Ohio State October
Yards Per Play
Yards Per Play Allowed
It's now November. Which version of the Buckeyes will we see?
3. Kentucky continues its march to Atlanta. And not for the Peach Bowl. After starting 2-3 and 1-2 in SEC play, Mark Stoops's troops have ripped off a 3-game winning streak -- the program's first 3-game SEC winning streak in a decade -- and played themselves into contention for the SEC title game.
Kentucky would need Florida to lose twice, but that's not implausible. The Gators visit Arkansas on Saturday and a trip to a resurgent LSU waits later this month.
While that lays outside Kentucky's control, the Wildcats have a real chance to beat Georgia on Saturday. The Dogs are 2-4 in SEC play and scored 26 points total in consecutive losses to Vanderbilt and Florida.
Flip the uniforms and nothing else and it wouldn't even be a question who wins on Saturday.
4. The Charlie Chronicles hit Lubbock. How's this for a stat? In every Texas-Texas Tech game dating back to 1989, the team that won the rushing battle won the game.... until last year, when UT pounded out 403 ground yards (to Tech's 293) yet lost a 48-45 decision. Who knows what anything means in the post-defense era of the Big 12?
Here's what we do know: a 4-4 Texas team visits a 4-4 Tech game in a game where anything can happen. D'Onta Foreman, the nation's second-leading rusher, faces off against the nation's No. 120 yards per carry defense. Patrick Mahomes, the nation's leading passer, faces the nation's No. 125 passing efficiency defense.
Mix in some popcorn with your lunch plans.
5. The nation's most sneaky-good team is.... USC? Colorado is the nation's biggest surprise. Auburn is the nation's fastest riser. But while the nation stopped paying attention, USC started putting it together.
After a 1-3 start and a change at quarterback, USC finished leapfrogged from 99th in yards per play in September all the way to seventh in October. In raw numbers, the Trojans exploded from 5.35 per snap to 7.58.
Now, behind redshirt freshman quarterback Sam Darnold, a USC team with very real Pac-12 championship hopes -- especially if Colorado can beat Utah -- hosts an Oregon team that, while still struggling defensively, has figured it out on offense behind its own freshman quarterback Justin Herbert.

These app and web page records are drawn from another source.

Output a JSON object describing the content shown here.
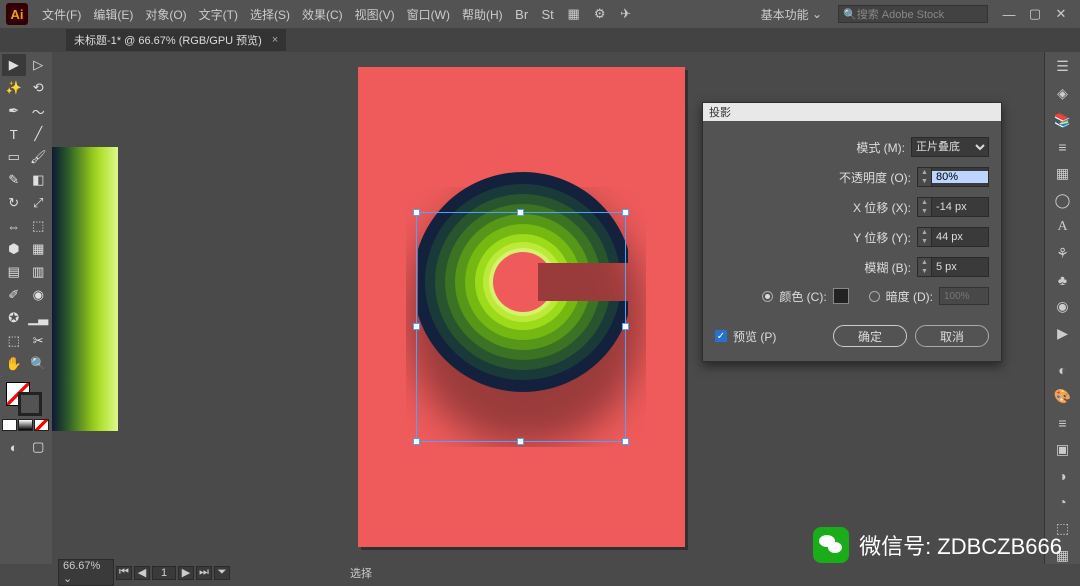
{
  "menu": {
    "items": [
      "文件(F)",
      "编辑(E)",
      "对象(O)",
      "文字(T)",
      "选择(S)",
      "效果(C)",
      "视图(V)",
      "窗口(W)",
      "帮助(H)"
    ],
    "workspace": "基本功能",
    "stock_placeholder": "搜索 Adobe Stock"
  },
  "tab": {
    "label": "未标题-1* @ 66.67% (RGB/GPU 预览)"
  },
  "dialog": {
    "title": "投影",
    "mode_label": "模式 (M):",
    "mode_value": "正片叠底",
    "opacity_label": "不透明度 (O):",
    "opacity_value": "80%",
    "xoffset_label": "X 位移 (X):",
    "xoffset_value": "-14 px",
    "yoffset_label": "Y 位移 (Y):",
    "yoffset_value": "44 px",
    "blur_label": "模糊 (B):",
    "blur_value": "5 px",
    "color_label": "颜色 (C):",
    "darkness_label": "暗度 (D):",
    "darkness_value": "100%",
    "preview_label": "预览 (P)",
    "ok": "确定",
    "cancel": "取消"
  },
  "status": {
    "zoom": "66.67%",
    "page": "1",
    "mode": "选择"
  },
  "overlay": {
    "text": "微信号: ZDBCZB666"
  }
}
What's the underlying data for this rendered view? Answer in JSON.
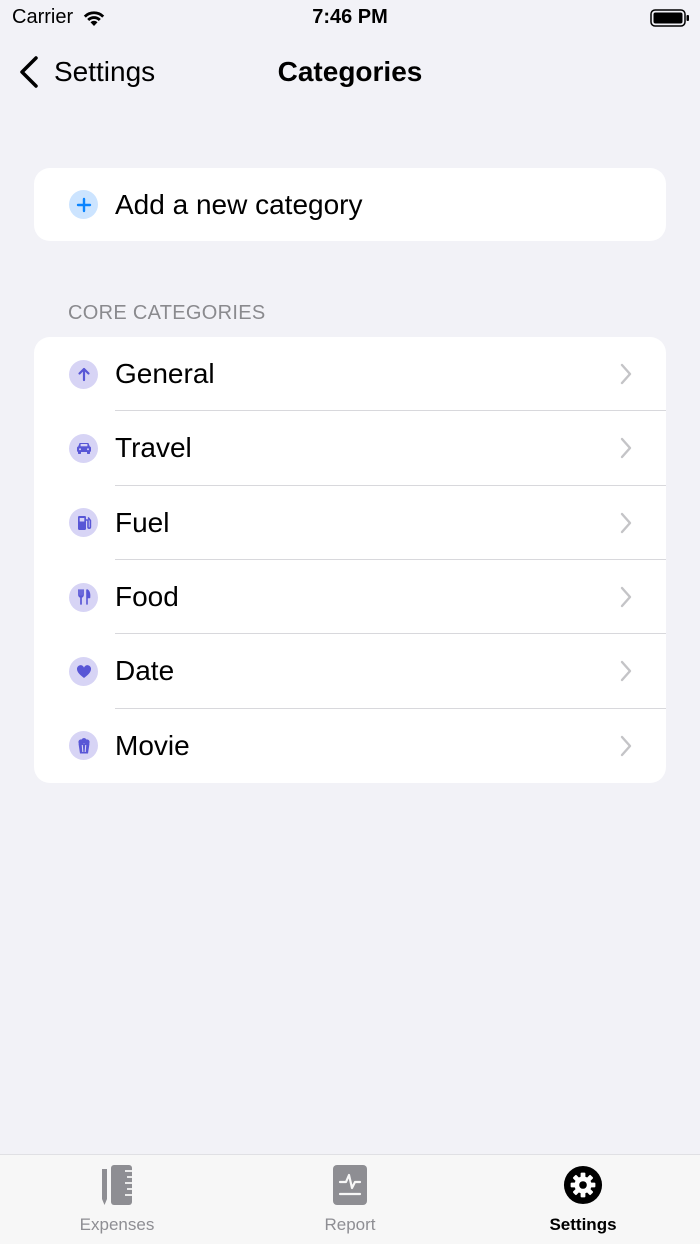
{
  "status_bar": {
    "carrier": "Carrier",
    "time": "7:46 PM"
  },
  "nav": {
    "back_label": "Settings",
    "title": "Categories"
  },
  "add_category": {
    "label": "Add a new category",
    "icon": "plus-icon"
  },
  "core_section": {
    "header": "CORE CATEGORIES",
    "items": [
      {
        "label": "General",
        "icon": "arrow-up-icon"
      },
      {
        "label": "Travel",
        "icon": "car-icon"
      },
      {
        "label": "Fuel",
        "icon": "fuel-pump-icon"
      },
      {
        "label": "Food",
        "icon": "fork-knife-icon"
      },
      {
        "label": "Date",
        "icon": "heart-icon"
      },
      {
        "label": "Movie",
        "icon": "popcorn-icon"
      }
    ]
  },
  "tab_bar": {
    "tabs": [
      {
        "label": "Expenses",
        "icon": "pencil-ruler-icon",
        "active": false
      },
      {
        "label": "Report",
        "icon": "report-icon",
        "active": false
      },
      {
        "label": "Settings",
        "icon": "gear-icon",
        "active": true
      }
    ]
  },
  "colors": {
    "background": "#f2f2f7",
    "accent_blue": "#0a84ff",
    "category_icon_fill": "#5856d6",
    "category_icon_bg": "#d7d4f5",
    "tab_inactive": "#8e8e93"
  }
}
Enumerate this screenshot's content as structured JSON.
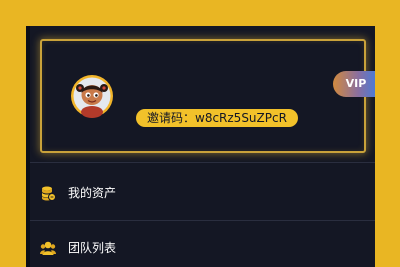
{
  "profile": {
    "invite_text": "邀请码：w8cRz5SuZPcR",
    "vip_label": "VIP",
    "avatar_icon": "cartoon-avatar"
  },
  "menu": [
    {
      "label": "我的资产",
      "icon": "coin-stack-icon"
    },
    {
      "label": "团队列表",
      "icon": "team-icon"
    }
  ],
  "colors": {
    "page_bg": "#e9b623",
    "panel_bg": "#141724",
    "accent_gold": "#f2c12a",
    "card_border": "#c9a23a"
  }
}
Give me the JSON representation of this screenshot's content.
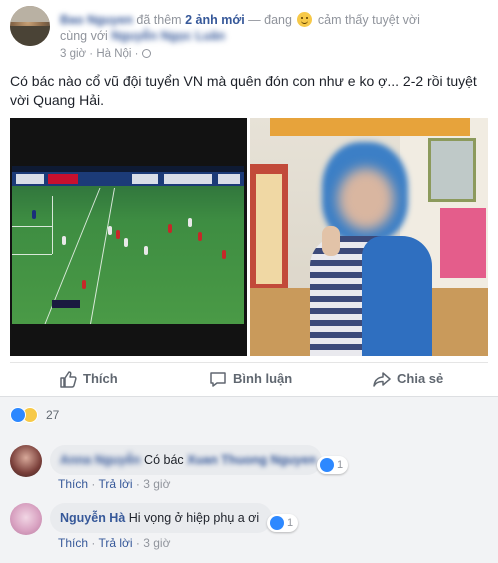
{
  "post": {
    "author_name": "Bao Nguyen",
    "action_text": "đã thêm",
    "photo_count": "2 ảnh mới",
    "feeling_prefix": "— đang",
    "feeling_text": "cảm thấy tuyệt vời",
    "with_prefix": "cùng với",
    "tagged_name": "Nguyễn Ngọc Luân",
    "time": "3 giờ",
    "location": "Hà Nội",
    "text": "Có bác nào cổ vũ đội tuyển VN mà quên đón con như e ko ợ... 2-2 rồi tuyệt vời Quang Hải."
  },
  "actions": {
    "like": "Thích",
    "comment": "Bình luận",
    "share": "Chia sẻ"
  },
  "reactions": {
    "count": "27",
    "icons": [
      "like-icon",
      "haha-icon"
    ]
  },
  "comments": [
    {
      "author": "Anna Nguyễn",
      "text_prefix": "Có bác",
      "mention": "Xuan Thuong Nguyen",
      "reactions": "1",
      "like_label": "Thích",
      "reply_label": "Trả lời",
      "time": "3 giờ"
    },
    {
      "author": "Nguyễn Hà",
      "text": "Hi vọng ở hiệp phụ a ơi",
      "reactions": "1",
      "like_label": "Thích",
      "reply_label": "Trả lời",
      "time": "3 giờ"
    }
  ],
  "colors": {
    "link": "#365899",
    "muted": "#90949c",
    "action": "#606770",
    "like_blue": "#2d88ff"
  }
}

Win that, and the Trojans will be well-positioned for a potential season-shaking upset in Seattle next week.